According to the U.S. Citizenship and Immigration Services (USCIS), more than 353,000 employers use E-Verify at nearly 900,000 worksites, and approximately 1,200 new businesses sign up for the program each week. While federal law mandates that federal contractors and subcontractors in all states use E-Verify, several U.S. states have also enacted laws mandating E-Verify usage. A Designated E-Verify Employer Agent can help employers with Form I-9 and E-Verify compliance. To learn more, visit

For information about background checks, visit Employment Screening Resources (ESR) – ‘The Background Check Authority,’ Designated E-Verify Employer Agent, and a nationwide background screening firm accredited by The National Association of Professional Background Screeners (NAPBS®) – at, call 415.898.0044, or email


About Employment Screening Resources (ESR):

Founded by safe hiring expert Attorney Les Rosen in 1997, Employment Screening Resources (ESR) – ‘The Background Check AuthoritySM’– provides accurate and actionable information that empowers employers to make informed hiring decisions for the benefit of their organizations, employees, and the public. CEO Rosen literally wrote the book on background checks with “The Safe Hiring Manual” and ESR is accredited by The National Association of Professional Background Screeners (NAPBS), a distinction held by a small percent of screening firms. Employers choosing ESR know they have selected an agency meeting the highest industry standards. To learn more, visit, call 888.999.4474, or email

About ESR News:

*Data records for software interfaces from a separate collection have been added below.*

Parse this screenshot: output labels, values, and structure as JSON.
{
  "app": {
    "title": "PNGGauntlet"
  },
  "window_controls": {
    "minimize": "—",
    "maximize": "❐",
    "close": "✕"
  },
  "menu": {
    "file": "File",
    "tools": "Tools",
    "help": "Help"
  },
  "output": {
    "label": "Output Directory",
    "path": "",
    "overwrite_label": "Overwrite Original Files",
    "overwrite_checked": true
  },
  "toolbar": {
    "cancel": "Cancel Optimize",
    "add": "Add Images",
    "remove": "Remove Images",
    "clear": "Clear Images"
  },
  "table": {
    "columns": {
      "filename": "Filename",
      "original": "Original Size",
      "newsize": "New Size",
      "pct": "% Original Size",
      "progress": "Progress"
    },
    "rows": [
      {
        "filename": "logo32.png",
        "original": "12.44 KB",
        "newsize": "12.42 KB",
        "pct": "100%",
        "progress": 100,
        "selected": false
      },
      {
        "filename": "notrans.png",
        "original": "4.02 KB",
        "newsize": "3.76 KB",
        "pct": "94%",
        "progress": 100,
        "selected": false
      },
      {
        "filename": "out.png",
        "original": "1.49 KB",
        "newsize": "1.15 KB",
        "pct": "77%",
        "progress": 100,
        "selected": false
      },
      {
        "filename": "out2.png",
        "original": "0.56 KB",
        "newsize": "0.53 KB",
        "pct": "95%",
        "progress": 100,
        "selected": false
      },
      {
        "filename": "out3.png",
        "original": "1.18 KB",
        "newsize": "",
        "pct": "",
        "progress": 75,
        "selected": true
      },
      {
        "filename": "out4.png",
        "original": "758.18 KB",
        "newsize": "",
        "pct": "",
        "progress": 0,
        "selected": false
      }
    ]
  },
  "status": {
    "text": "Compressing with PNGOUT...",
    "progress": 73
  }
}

The Employment Screening Resources (ESR) News blog – ESR News – provides employment screening information for employers, recruiters, and jobseekers on a variety of topics including credit reports, criminal records, data privacy, discrimination, E-Verify, jobs reports, legal updates, negligent hiring, workplace violence, and use of search engines and social network sites for background checks. For more information about ESR News or to send comments or questions, please email ESR News Editor Thomas Ahearn at